Director Costa-Gavras: European Cinema Could Not Survive Without State Protection

Director Costa-Gavras: European Cinema Could Not Survive Without State Protection

Veteran director talked with Mark Boal about art and politics prior to a screening of his latest film, "Capital," at LAFF

Filmmaking could not exist in Europe without the support of governments, veteran director Costa-Gavras told an audience at the Los Angeles Film Festival on Monday night.

At the same time, the Greek director of such politically-charged films as "Missing" and the Oscar-winning "Z," said that he supports French exclusionary laws that limit the amount of American television that can be shown on the air.

Getty Images/Courtesy of LAFF"If the state doesn't help, cinema cannot survive in Europe," the 80-year-old director said in a conversation with "The Hurt Locker" and "Zero Dark Thirty" screenwriter Mark Boal prior to a screening of his new film "Capital."

When Boal asked Costa-Gavras’ about the seeming contradiction of his support for the French regulations and his earlier comment during the session that “the state is an enemy,” the director shrugged it off. He traced the need to restrict American content to the World War II era, when the French film industry was crippled by the Nazi occupation.

“When France was liberated, hundreds of American movies came to France and took over,” he said.

Given how strong American cultural influence is today, he supports the right of European governments to promote homegrown art and control imported culture.

“When a French person goes to trial, they call the head of the court ‘Mr. President,'” he said. “But now, more and more they call him ‘your honor,’ because they've seen so many American serials.”

Costa-Gavras’ new film, which stars Gabriel Byrne and French comedian Gad Elmaleh, is the 21st in a career that began when the filmmaker left Greece in the early 1950s for France, where he studied literature at the Sorbonne but became interested in film when his friends took him to see works like Erich von Stroheim's “Greed.”

Getty Images/Courtesy of LAFFHe would have gone to the United States to study, he said on Monday, but he wasn't allowed to go there because his father, a member of the Greek resistance during the war, was imprisoned afterwards as a suspected communist. (He has relatives in the U.S., including film director Penelope Spheeris, who is his cousin.)

In the hour-long conversation with Boal, the director summed up his attitude this way: “The role of art is to make visible what is not visible in society.”

He also agreed with Boal's description of him as “a political filmmaker,” adding, “You are one, too.”

Boal resisted Costa-Gavras’ attempts to bring “The Hurt Locker” and “Zero Dark Thirty” into the conversation, though it wasn't hard to conclude that his own experiences with those films led to questions like the one he asked about criticism that generally follows politically-pointed work: “Do you feel a responsibility to defend your films against attacks?”

Costa-Gavras avoided that question, turning it into a criticism of movies like the “Rambo” flicks that found Sylvester Stallone wading into Southeast Asia to rescue lost POWs. “If you show that a guy with his muscles can win the Vietnam War,” said Costa-Gavras, “then you have a responsibility there, because the young people can believe you.”

He also said he felt a responsibility to talk about his movies, because it's cheaper and more effective than buying advertisements. “If I come to Los Angeles and do an interview with the Los Angeles Times, I get a third of a page,” he said. “If I don't, I get a small ad and it costs five thousand bucks.”

Money was very much on Costa-Gavras’ mind at LAFF, because “Capital” (below) is a film about money.
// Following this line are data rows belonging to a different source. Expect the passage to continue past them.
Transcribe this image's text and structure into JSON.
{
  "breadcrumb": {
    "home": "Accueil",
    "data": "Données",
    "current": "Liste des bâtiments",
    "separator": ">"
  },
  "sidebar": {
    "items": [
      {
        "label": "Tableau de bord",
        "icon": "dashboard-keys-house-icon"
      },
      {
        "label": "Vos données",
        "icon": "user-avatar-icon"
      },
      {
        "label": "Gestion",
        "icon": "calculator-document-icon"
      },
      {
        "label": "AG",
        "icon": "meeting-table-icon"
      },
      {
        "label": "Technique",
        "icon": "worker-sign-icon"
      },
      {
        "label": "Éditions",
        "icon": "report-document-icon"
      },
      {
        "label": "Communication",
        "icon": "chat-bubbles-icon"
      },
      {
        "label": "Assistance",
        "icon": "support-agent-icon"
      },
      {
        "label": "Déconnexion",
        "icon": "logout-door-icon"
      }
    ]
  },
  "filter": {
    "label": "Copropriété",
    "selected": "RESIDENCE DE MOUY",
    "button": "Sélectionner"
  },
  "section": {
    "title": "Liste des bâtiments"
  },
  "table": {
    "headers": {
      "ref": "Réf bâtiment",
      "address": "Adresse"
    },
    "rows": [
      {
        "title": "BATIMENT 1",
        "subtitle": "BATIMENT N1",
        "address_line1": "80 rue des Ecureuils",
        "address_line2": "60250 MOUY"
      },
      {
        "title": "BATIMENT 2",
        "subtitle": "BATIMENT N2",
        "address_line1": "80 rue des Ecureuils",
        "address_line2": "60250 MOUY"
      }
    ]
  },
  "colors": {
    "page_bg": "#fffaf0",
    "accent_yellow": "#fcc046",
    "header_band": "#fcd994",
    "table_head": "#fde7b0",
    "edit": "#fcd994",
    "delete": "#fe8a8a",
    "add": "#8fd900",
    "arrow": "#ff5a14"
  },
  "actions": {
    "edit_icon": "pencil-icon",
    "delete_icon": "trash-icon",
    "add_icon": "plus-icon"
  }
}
A dark, blunt, stylish and sometimes overheated look at a newly-crowned CEO whose bank becomes entangled with a large American company seeking to manipulate markets and make billions while destroying a few companies and a few thousand lives, it was based on a book that predated the world financial crisis.

Capital“For 10 years, I [wanted] to do a movie about money,” he said. “I found a book I liked very much. [And when] the world crisis arrived, I didn't have to change anything.

“It's probably one of the first movies I've made that I would like the audience at the end to be disturbed.”

“Speaking of money,” asked Boal, “if I find you the money, would you make another movie in America?”

“Yes,” said Costa-Gavras immediately.

After the Q&A, TheWrap asked Boal if he was seriously going to try to raise money. The Oscar-winning screenwriter and producer shrugged, but his eyes lit up.

“If I did, wouldn't it be cool?” he said.